The new SOC acknowledge that “gender dysphoria” may exist, and may be classified as a mental disorder in order to facilitate access to health care. However, transgender, transsexual, and gender non-conforming individuals are not inherently disordered, and gender dysphoria is not necessarily a life-time diagnosis.
The new SOC clearly state that “reparative therapies” are unethical, affirm the value of harm reduction approaches, and call for health care providers to play a greater role in advocating for increased tolerance and equity, and the elimination of prejudice, discrimination, and stigma.
Another major shift is the tone of the new SOC. The new standards are focused on what health care providers can do to assist transgender individuals with affirming their gender identity, exploring different options for expression of that identity, and making decisions about treatments to alleviate gender dysphoria, rather than what “hoops” transgender individuals need to “jump through” to prove that they are eligible to access treatment. The dreaded term “real life test” or “experience” has been removed, although 12 continuous months of living in a gender role that is congruent with their gender identity is required for genital surgery.
The new SOC also contain key changes in the qualifications of mental health professionals. Assessment of individuals for hormone therapy can be done by a health professional that has appropriate training in behavioural health and is competent to assess gender dysphoria (including family physicians and nurse practitioners), especially when working as part of multi-disciplinary teams. Surgery requires independent assessment by two mental health professionals with a master’s degree or its equivalent in clinical behavioural science.

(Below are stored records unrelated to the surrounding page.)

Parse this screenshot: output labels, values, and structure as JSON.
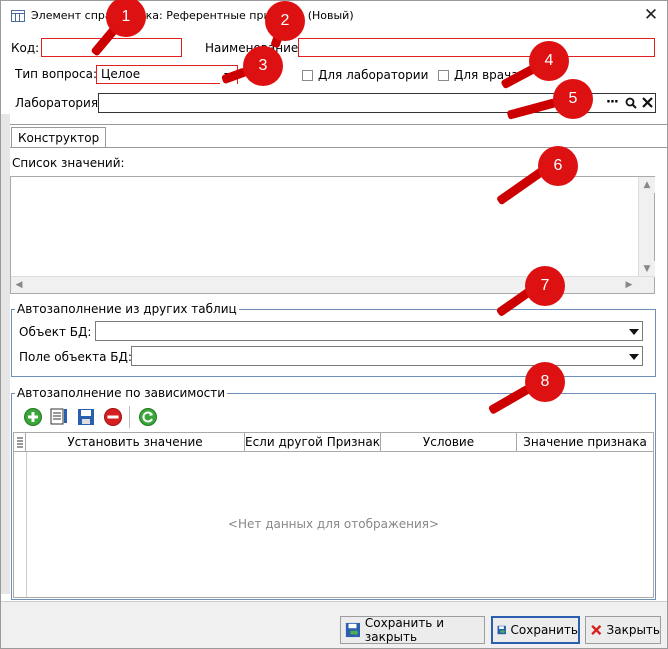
{
  "window": {
    "title": "Элемент справочника: Референтные признаки (Новый)",
    "close_glyph": "✕"
  },
  "form": {
    "code_label": "Код:",
    "code_value": "",
    "name_label": "Наименование:",
    "name_value": "",
    "question_type_label": "Тип вопроса:",
    "question_type_value": "Целое",
    "for_lab_label": "Для лаборатории",
    "for_lab_checked": false,
    "for_doctor_label": "Для врача",
    "for_doctor_checked": false,
    "lab_label": "Лаборатория:",
    "lab_value": "",
    "lab_buttons": [
      "···",
      "search-icon",
      "clear-icon"
    ]
  },
  "tabs": [
    {
      "label": "Конструктор",
      "active": true
    }
  ],
  "constructor": {
    "values_list_label": "Список значений:",
    "values": []
  },
  "autofill_tables": {
    "title": "Автозаполнение из других таблиц",
    "db_object_label": "Объект БД:",
    "db_object_value": "",
    "db_field_label": "Поле объекта БД:",
    "db_field_value": ""
  },
  "autofill_dependency": {
    "title": "Автозаполнение по зависимости",
    "toolbar": [
      "add-icon",
      "edit-icon",
      "save-icon",
      "delete-icon",
      "refresh-icon"
    ],
    "columns": [
      "Установить значение",
      "Если другой Признак",
      "Условие",
      "Значение признака"
    ],
    "rows": [],
    "empty_text": "<Нет данных для отображения>"
  },
  "footer": {
    "save_close_label": "Сохранить и закрыть",
    "save_label": "Сохранить",
    "close_label": "Закрыть"
  },
  "callouts": [
    "1",
    "2",
    "3",
    "4",
    "5",
    "6",
    "7",
    "8"
  ],
  "colors": {
    "callout": "#dd1111",
    "required_border": "#e02020",
    "group_border": "#6d8fb8",
    "focus_border": "#2a5fb0"
  }
}
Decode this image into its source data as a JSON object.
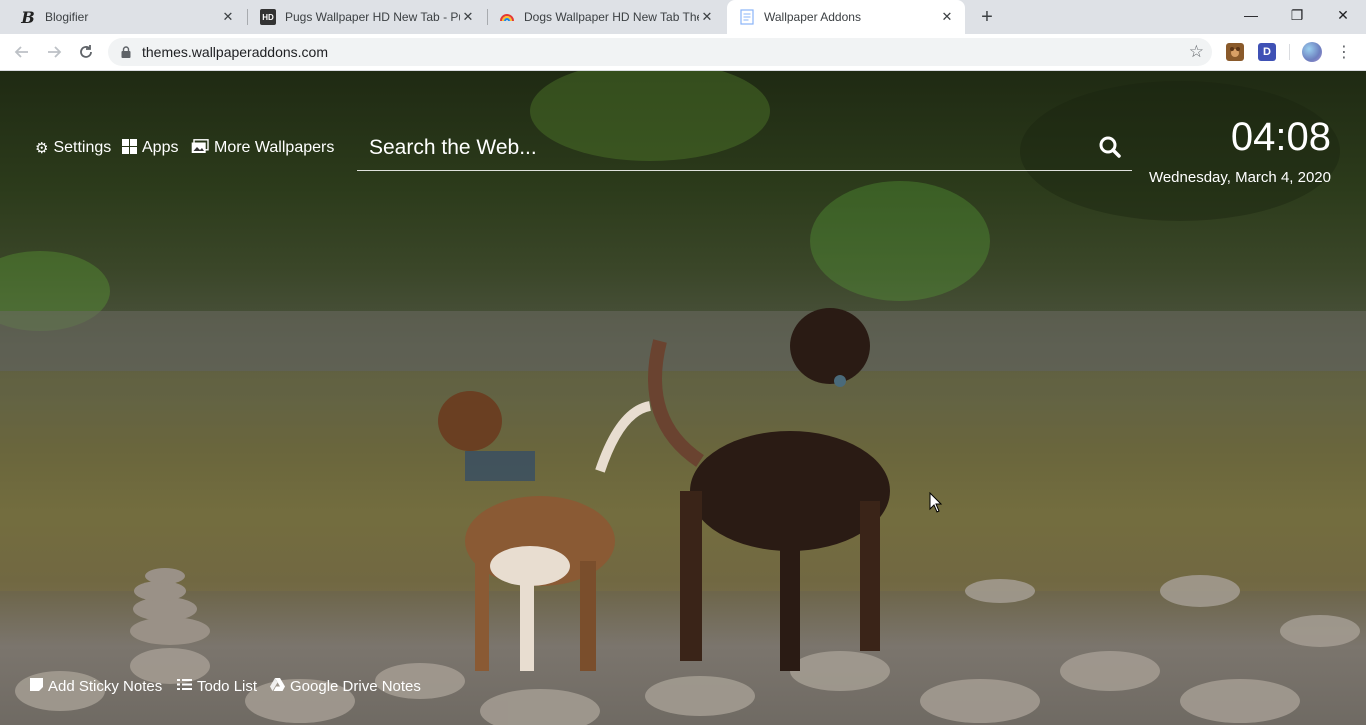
{
  "browser": {
    "tabs": [
      {
        "title": "Blogifier",
        "favicon": "blogifier-logo",
        "active": false
      },
      {
        "title": "Pugs Wallpaper HD New Tab - Pu",
        "favicon": "hd-icon",
        "active": false
      },
      {
        "title": "Dogs Wallpaper HD New Tab The",
        "favicon": "rainbow-icon",
        "active": false
      },
      {
        "title": "Wallpaper Addons",
        "favicon": "document-icon",
        "active": true
      }
    ],
    "new_tab": "+",
    "window_controls": {
      "minimize": "—",
      "restore": "❐",
      "close": "✕"
    },
    "url": "themes.wallpaperaddons.com",
    "extensions": [
      {
        "icon": "dog-extension-icon",
        "color": "#8a5a2b"
      },
      {
        "label": "D",
        "color": "#3f51b5"
      }
    ]
  },
  "page": {
    "nav": {
      "settings": "Settings",
      "apps": "Apps",
      "more_wallpapers": "More Wallpapers"
    },
    "search": {
      "placeholder": "Search the Web..."
    },
    "clock": {
      "time": "04:08",
      "date": "Wednesday, March 4, 2020"
    },
    "bottom": {
      "sticky_notes": "Add Sticky Notes",
      "todo_list": "Todo List",
      "drive_notes": "Google Drive Notes"
    }
  }
}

And in addition to hormonal and surgical treatments and mental health services, the new SOC also address issues related to primary care, gynecologic and urologic care, reproductive options, and voice and communication therapy for transgender people.